§ WHAT IS NEEDED: Within the records that follow, find every line containing the string "circle". Copy those lines.

[GIVEN RECORDS Boundary: Start]

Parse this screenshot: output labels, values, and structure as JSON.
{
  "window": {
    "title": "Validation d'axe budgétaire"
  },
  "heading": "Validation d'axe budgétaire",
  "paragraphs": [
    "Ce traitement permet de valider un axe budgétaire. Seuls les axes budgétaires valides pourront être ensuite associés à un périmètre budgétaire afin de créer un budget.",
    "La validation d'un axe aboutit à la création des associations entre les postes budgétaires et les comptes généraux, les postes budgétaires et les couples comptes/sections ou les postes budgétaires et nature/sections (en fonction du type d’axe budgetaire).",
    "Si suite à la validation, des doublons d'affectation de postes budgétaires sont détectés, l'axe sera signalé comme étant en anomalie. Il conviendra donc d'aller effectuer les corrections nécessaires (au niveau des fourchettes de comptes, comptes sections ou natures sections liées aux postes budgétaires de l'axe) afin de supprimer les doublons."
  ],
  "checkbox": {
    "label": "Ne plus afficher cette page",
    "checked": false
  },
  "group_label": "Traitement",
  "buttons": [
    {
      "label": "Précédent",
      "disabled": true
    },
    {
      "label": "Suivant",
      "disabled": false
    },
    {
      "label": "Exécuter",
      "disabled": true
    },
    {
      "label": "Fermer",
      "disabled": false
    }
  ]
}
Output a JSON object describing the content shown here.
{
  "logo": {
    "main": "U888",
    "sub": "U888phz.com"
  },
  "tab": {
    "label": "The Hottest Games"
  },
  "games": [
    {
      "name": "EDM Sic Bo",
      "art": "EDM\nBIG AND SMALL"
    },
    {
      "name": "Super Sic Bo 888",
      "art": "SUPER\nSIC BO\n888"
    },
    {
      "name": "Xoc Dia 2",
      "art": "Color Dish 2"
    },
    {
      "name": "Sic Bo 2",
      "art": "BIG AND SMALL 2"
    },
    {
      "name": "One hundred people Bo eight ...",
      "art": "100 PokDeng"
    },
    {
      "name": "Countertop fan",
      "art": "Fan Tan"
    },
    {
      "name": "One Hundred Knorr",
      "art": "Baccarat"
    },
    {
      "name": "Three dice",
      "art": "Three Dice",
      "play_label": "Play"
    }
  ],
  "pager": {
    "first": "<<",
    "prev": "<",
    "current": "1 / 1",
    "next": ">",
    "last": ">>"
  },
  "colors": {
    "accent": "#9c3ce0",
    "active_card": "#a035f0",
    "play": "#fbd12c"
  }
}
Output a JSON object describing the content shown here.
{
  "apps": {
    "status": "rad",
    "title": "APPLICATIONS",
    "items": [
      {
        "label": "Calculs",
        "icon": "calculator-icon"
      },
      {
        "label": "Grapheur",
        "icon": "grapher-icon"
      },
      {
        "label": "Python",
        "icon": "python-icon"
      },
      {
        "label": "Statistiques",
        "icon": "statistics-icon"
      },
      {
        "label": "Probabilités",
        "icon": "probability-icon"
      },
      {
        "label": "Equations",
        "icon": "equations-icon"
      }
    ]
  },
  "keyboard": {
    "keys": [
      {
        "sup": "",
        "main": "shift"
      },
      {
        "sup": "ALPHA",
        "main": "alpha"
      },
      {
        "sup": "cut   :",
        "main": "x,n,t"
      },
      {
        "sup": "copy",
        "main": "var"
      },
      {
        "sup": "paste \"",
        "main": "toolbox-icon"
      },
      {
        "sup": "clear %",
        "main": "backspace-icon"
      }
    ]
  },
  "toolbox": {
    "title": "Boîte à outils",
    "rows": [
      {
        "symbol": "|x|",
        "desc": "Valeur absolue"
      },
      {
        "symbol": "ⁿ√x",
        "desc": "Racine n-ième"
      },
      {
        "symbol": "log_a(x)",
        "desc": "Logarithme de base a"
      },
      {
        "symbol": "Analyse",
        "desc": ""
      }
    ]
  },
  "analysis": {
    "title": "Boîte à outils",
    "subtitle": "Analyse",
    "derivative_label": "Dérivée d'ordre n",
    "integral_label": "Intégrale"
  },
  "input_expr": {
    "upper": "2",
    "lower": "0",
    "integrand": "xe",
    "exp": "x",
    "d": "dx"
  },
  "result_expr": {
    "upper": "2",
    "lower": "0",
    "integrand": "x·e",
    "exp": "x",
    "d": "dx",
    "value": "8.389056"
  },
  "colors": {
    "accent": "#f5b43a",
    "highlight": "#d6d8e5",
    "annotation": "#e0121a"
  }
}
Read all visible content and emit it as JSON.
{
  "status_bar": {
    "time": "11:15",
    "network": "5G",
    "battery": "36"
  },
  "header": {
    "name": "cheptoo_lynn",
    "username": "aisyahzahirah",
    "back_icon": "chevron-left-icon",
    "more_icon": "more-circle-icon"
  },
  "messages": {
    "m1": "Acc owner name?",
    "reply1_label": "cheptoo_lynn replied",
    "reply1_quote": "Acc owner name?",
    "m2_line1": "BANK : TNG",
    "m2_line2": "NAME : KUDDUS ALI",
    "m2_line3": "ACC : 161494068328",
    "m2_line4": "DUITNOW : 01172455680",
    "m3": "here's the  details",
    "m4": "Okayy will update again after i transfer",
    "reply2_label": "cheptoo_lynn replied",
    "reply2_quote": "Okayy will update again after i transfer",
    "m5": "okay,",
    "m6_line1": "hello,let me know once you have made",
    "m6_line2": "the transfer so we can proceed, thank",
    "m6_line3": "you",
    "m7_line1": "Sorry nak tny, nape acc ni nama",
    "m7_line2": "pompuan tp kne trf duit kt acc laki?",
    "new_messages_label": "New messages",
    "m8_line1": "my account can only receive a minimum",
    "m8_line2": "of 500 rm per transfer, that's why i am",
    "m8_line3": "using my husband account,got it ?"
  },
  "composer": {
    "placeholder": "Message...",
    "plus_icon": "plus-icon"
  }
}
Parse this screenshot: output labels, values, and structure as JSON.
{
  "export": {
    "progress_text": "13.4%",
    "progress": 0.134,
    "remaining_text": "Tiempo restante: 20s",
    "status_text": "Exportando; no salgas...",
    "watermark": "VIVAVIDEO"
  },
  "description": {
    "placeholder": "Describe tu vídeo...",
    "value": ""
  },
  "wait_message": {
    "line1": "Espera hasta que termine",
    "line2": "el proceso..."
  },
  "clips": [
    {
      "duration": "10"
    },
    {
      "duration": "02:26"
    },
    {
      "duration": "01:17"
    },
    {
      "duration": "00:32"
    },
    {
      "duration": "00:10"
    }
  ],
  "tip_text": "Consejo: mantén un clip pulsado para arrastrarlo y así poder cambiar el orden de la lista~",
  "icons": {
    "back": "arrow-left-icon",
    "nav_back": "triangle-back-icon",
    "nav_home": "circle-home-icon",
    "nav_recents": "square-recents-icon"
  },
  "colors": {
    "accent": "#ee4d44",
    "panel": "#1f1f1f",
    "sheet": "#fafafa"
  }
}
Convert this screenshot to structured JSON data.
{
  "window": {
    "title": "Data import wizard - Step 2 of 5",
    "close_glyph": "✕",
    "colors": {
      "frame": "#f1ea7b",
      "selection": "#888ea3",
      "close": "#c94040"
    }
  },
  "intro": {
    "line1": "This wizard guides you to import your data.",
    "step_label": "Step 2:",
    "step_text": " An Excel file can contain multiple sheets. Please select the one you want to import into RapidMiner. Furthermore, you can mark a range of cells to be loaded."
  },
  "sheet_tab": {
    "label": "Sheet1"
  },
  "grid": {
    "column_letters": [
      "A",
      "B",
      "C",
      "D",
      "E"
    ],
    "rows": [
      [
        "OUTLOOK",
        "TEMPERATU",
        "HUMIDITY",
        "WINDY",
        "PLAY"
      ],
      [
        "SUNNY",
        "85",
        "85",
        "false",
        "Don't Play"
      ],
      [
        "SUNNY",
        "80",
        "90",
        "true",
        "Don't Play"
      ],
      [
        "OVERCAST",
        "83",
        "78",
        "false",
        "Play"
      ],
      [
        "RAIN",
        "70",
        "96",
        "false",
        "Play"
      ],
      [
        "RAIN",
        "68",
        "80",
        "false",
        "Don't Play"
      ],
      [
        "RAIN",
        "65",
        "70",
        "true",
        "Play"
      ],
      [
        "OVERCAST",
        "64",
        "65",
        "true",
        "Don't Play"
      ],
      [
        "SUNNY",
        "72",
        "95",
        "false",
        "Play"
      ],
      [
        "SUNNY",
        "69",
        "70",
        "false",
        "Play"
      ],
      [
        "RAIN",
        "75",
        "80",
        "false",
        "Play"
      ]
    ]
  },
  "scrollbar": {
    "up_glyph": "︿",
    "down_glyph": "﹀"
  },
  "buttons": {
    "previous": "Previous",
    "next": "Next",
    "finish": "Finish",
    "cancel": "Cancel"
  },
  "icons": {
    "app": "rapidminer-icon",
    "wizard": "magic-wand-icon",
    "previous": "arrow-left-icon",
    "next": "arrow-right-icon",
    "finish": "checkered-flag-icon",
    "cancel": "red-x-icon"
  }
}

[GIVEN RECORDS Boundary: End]

§ RESPONSE TO THIS TASK:
    "more_icon": "more-circle-icon"
    "nav_home": "circle-home-icon",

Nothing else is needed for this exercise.